  • Bring a cup of water to a boil, then add green onion and a handful of vegetables of your choice.
  • Simmer until the vegetables are cooked through, then add a heaping spoonful of miso paste.
  • Try the various kinds of miso paste (red, green or white) to see which kind you prefer best for your broth.

Where to find it: In the health food or Asian food section of most large grocery stores.


Flavor Substitute - Smoke Flavoring

Smoke Flavoring

If there is one food that could likely to break a vegetarian's meat-less streak, it's probably bacon. It is the smoky flavor (and smell!) found in bacon and other barbecue foods that brings vegetarians running. But, never fear, there is a way to add that smokey flavor to a wide variety of food -- and we're not just talking about vegan bacon. Grilling vegetables on a charcoal grill is a surefire way to get some of that smokey flavor in your life. But, try experimenting with ingredients such as smoked salt, smoked maple syrup (yes, it exists), and smoked paprika. Liquid smoke, essentially condensation from the steam of smoked wood, is another option, however it does contain carcinogens, so it is best to use sparingly.

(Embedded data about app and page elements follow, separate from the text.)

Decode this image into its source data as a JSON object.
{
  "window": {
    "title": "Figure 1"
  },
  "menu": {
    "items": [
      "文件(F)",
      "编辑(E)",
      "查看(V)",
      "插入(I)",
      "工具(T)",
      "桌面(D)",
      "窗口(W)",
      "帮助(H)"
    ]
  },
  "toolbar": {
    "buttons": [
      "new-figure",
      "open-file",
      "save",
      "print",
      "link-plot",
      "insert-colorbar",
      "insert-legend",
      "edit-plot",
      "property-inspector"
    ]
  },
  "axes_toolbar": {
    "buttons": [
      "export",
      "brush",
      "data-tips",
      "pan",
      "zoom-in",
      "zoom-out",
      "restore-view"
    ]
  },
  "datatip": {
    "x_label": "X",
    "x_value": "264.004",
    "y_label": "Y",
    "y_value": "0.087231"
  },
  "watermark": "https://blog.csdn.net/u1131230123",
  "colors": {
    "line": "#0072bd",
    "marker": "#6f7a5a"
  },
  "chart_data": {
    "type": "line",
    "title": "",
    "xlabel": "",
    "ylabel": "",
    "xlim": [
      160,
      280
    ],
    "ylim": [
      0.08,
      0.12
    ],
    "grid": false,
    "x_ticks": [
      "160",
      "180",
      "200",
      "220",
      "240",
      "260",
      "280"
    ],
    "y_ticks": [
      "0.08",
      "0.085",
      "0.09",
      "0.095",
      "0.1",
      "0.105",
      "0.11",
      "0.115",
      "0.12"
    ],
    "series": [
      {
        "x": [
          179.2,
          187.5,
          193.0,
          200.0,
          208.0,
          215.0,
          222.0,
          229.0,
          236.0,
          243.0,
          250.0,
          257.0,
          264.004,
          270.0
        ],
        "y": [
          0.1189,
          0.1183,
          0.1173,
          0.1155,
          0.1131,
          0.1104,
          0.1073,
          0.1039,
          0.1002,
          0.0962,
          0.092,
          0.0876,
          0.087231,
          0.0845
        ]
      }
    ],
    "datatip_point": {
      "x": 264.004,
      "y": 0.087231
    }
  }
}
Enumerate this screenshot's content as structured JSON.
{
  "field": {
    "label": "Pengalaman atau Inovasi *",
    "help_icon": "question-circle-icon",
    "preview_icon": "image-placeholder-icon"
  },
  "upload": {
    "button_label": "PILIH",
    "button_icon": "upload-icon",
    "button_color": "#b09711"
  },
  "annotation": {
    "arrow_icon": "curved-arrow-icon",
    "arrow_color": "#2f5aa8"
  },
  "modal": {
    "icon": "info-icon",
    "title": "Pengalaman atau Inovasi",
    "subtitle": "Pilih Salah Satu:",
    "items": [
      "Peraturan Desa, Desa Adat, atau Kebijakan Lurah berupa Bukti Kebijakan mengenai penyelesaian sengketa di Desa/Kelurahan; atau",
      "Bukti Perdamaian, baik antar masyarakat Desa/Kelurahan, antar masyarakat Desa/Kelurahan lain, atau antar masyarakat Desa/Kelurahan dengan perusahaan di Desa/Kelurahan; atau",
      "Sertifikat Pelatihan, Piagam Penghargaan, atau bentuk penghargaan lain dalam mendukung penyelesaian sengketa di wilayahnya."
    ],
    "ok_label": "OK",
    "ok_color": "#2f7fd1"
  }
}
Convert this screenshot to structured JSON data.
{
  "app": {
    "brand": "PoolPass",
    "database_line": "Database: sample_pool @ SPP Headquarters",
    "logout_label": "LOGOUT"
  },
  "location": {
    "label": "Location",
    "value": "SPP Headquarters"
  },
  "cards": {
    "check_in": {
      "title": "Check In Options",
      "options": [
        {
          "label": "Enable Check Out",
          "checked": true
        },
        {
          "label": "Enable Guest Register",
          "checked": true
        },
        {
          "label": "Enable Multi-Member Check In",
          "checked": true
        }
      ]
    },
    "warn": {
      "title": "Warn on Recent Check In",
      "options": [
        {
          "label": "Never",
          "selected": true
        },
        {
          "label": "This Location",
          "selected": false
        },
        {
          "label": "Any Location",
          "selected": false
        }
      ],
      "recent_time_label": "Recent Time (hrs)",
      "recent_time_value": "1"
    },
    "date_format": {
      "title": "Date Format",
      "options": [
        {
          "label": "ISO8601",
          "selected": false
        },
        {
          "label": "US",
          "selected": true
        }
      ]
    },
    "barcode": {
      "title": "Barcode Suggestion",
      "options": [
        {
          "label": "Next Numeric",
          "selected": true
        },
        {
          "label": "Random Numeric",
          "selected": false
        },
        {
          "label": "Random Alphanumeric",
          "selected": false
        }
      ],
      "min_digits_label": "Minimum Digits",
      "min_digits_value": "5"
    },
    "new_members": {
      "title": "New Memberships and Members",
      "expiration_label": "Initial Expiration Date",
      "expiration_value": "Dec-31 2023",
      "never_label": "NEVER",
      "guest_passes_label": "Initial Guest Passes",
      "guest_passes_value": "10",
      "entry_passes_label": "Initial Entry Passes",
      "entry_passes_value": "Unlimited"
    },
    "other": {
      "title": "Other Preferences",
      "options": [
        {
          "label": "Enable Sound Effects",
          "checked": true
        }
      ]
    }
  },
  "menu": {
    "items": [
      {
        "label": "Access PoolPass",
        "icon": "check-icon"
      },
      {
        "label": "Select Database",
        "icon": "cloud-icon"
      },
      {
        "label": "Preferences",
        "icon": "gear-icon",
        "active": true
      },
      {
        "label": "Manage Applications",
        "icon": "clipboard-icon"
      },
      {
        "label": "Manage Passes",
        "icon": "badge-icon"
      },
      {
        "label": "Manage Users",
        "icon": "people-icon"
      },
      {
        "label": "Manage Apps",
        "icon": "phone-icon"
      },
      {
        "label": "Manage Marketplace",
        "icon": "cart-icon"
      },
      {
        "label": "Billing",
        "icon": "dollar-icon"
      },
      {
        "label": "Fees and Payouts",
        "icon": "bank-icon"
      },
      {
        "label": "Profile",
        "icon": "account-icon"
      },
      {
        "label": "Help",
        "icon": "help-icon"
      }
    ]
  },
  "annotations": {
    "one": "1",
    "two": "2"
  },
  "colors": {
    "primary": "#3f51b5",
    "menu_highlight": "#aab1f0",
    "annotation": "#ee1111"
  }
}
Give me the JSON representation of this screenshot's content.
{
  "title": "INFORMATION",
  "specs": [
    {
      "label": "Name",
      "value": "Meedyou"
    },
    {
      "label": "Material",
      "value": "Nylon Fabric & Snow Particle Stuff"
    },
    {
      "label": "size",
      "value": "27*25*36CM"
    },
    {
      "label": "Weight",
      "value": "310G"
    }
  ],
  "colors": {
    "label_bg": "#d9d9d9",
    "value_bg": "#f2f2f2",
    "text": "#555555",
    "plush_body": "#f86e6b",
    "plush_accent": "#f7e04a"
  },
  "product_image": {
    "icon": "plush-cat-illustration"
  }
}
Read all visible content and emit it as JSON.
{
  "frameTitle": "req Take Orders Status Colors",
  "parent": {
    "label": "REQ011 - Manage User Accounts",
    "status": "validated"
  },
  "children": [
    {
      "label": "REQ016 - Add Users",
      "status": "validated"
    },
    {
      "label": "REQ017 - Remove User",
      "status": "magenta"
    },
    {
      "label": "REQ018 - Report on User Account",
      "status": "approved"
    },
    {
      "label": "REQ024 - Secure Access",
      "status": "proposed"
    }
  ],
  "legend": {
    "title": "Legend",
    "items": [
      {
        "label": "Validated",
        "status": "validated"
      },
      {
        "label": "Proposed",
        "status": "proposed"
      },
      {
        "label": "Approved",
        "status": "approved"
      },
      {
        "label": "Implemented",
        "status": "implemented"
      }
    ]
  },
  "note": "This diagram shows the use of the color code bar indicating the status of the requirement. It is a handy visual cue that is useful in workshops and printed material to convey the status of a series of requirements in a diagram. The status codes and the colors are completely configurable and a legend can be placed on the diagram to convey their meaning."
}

How to use it: Smoked maple syrup baked beans.

How to prepare it: You can use any kind of beans you want with this recipe, but Great Northern beans or Navy beans work well. Add the beans to a pot, along with:

  • 2 tablespoons of smoked maple syrup
  • A third a cup of beer
  • A chunk of onion (about a quarter of the onion would suffice)

Simmer until the onion is softened and enjoy!

Where to find it: Smoked maple syrup is most successfully found online. Smoked salt can be found in specialty food stores, while smoked paprika can be found in most grocery stores.


Sources:

  • "7 Health Benefits of Lentils", http://www.mindbodygreen.com/0-5488/7-Health-Benefits-of-Lentils.html
  • "Almonds 101", http://authoritynutrition.com/foods/almonds/#Nutrition_Facts
  • "Every Type of Mushroom You Need to Know About", http://www.huffingtonpost.com/2014/03/19/types-of-mushrooms_n_4994638.html
  • "Green jackfruit: is 'pulled pork for vegetarians' the next food craze", http://www.theguardian.com/lifeandstyle/shortcuts/2015/apr/12/green-jackfruit-vegetable-pulled-pork
  • "Is Smoke Flavoring Safe", http://blog.fooducate.com/2014/07/09/is-smoke-flavoring-safe/
  • Miso, https://en.wikipedia.org/wiki/Miso
  • "Mushrooms: Health Benefits, Facts and Research", http://www.medicalnewstoday.com/articles/278858.php
  • "The secret healing benefits of miso", http://www.naturalnews.com/036618_miso_fermented_food_nutrition.html
  • "What is Umami?", http://www.umamiinfo.com/2011/02/What-exactly-is-umami.php

Browse Culinary Arts Schools

SPEAK TO AN ADVISOR 1.844.285.6104